START Information given

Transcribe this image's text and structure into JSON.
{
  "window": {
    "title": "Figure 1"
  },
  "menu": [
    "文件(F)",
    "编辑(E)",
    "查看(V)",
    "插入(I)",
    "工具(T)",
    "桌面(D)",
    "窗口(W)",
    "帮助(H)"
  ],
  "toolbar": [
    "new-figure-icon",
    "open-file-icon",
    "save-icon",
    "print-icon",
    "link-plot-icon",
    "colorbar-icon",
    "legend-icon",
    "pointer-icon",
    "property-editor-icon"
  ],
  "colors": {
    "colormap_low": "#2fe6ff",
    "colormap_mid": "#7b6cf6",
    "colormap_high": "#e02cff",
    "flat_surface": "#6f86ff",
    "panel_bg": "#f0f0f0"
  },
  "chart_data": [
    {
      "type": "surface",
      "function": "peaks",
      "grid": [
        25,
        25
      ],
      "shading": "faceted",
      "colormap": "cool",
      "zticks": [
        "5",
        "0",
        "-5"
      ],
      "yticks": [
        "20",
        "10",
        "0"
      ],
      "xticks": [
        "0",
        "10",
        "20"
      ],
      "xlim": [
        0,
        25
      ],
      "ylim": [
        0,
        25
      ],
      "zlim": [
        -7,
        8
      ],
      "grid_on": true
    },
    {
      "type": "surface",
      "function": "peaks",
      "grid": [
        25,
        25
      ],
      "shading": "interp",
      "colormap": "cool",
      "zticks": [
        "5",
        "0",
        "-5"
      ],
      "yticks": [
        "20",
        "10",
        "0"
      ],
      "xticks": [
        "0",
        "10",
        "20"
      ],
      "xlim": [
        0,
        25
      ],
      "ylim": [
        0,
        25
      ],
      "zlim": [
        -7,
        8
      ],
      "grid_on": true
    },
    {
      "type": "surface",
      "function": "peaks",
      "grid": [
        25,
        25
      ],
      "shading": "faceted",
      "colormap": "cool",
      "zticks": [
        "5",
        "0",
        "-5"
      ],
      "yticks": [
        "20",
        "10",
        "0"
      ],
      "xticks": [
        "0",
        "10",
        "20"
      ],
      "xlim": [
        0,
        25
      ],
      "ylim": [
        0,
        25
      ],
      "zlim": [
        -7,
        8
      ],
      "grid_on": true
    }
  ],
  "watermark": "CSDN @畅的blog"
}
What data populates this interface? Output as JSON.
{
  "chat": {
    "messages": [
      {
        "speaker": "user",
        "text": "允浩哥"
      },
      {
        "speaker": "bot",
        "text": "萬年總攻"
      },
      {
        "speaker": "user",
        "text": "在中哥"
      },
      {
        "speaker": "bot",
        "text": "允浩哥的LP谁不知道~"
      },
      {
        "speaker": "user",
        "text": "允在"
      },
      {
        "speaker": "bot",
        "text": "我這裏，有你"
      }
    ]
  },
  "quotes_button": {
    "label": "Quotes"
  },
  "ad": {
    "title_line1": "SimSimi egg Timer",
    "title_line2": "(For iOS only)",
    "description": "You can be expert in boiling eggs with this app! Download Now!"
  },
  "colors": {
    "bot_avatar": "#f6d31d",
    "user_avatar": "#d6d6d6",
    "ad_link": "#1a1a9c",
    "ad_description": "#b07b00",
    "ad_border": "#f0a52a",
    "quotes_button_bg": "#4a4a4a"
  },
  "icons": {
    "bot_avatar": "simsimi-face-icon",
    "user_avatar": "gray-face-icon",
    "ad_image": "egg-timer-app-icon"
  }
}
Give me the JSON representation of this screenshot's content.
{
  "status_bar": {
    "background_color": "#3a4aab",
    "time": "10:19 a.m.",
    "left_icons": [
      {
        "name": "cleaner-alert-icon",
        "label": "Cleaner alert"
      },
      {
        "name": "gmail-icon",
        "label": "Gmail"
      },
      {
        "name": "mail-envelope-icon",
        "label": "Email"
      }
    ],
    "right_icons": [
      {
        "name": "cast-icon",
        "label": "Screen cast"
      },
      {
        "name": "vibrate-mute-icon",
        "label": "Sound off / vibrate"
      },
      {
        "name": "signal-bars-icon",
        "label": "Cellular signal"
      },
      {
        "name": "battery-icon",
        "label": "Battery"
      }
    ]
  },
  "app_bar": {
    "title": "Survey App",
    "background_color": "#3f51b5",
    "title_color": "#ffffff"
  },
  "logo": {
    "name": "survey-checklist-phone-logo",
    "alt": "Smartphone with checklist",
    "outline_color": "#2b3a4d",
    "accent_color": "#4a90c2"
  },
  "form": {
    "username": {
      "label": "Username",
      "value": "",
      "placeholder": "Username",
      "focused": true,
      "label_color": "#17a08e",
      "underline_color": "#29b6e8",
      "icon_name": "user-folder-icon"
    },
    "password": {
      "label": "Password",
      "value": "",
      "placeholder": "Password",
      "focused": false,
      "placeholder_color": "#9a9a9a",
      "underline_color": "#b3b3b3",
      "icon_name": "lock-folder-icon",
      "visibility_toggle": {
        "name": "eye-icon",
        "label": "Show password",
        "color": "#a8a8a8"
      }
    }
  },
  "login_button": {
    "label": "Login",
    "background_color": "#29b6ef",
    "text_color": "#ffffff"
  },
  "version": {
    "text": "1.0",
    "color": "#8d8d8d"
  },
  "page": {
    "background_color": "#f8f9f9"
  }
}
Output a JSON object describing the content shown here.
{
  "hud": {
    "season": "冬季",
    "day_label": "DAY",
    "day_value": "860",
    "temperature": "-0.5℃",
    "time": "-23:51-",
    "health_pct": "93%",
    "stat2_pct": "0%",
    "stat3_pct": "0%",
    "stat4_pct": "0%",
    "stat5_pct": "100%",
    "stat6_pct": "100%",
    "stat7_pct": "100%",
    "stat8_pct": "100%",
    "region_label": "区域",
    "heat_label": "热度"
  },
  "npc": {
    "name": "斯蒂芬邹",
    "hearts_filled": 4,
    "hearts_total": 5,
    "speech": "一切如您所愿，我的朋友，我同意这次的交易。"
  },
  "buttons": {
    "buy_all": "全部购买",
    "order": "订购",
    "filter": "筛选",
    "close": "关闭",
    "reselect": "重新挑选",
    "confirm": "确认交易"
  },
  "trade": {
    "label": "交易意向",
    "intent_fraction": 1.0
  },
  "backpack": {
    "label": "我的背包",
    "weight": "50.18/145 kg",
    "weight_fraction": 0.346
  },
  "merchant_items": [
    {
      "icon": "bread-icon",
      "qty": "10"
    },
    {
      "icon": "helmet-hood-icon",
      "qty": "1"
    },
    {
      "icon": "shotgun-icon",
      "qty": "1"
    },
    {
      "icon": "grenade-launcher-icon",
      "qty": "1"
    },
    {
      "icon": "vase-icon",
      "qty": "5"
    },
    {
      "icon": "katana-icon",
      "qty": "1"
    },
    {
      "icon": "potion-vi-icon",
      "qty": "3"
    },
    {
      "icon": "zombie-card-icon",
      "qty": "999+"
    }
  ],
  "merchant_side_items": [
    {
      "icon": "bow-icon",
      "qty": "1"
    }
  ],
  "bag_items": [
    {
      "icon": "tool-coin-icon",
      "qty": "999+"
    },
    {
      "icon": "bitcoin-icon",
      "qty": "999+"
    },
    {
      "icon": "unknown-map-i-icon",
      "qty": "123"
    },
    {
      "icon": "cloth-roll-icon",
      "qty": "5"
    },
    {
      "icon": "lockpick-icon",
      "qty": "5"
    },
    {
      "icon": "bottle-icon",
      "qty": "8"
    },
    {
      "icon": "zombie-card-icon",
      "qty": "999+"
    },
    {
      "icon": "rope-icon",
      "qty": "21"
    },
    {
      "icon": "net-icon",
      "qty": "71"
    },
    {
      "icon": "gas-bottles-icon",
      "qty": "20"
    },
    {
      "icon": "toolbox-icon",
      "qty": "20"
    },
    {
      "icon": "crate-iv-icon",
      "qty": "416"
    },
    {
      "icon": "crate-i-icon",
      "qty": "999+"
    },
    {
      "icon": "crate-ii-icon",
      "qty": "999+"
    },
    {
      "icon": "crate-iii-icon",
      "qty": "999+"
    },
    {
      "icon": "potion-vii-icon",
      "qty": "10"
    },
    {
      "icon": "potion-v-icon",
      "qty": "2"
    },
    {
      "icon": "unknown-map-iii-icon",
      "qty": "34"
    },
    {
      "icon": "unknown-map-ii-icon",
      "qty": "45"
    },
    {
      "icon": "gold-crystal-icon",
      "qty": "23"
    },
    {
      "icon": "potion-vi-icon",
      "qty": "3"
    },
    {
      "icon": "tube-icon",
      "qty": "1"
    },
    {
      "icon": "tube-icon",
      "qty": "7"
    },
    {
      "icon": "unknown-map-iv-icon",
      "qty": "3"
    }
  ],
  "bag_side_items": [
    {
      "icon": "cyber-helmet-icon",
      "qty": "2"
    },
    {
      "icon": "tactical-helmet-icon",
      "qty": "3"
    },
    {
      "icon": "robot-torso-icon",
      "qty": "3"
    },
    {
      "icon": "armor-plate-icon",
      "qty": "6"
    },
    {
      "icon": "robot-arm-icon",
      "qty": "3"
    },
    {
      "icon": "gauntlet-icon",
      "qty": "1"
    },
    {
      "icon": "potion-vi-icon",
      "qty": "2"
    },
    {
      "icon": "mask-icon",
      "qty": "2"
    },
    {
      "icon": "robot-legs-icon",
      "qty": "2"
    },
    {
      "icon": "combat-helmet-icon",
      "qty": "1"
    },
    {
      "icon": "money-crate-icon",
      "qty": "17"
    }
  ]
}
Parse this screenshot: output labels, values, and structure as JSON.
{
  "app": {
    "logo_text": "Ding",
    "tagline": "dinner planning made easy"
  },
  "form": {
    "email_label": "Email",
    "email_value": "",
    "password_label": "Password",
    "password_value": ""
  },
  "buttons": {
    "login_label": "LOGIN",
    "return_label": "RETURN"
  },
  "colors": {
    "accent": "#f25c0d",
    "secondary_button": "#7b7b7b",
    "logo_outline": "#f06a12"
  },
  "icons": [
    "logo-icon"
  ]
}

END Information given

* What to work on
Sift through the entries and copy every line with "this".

* Expected output
Transcribe this image's text and structure into JSON.
What data populates this interface? Output as JSON.
    "description": "You can be expert in boiling eggs with this app! Download Now!"
Give me the JSON representation of this screenshot's content.
Parse this screenshot: output labels, values, and structure as JSON.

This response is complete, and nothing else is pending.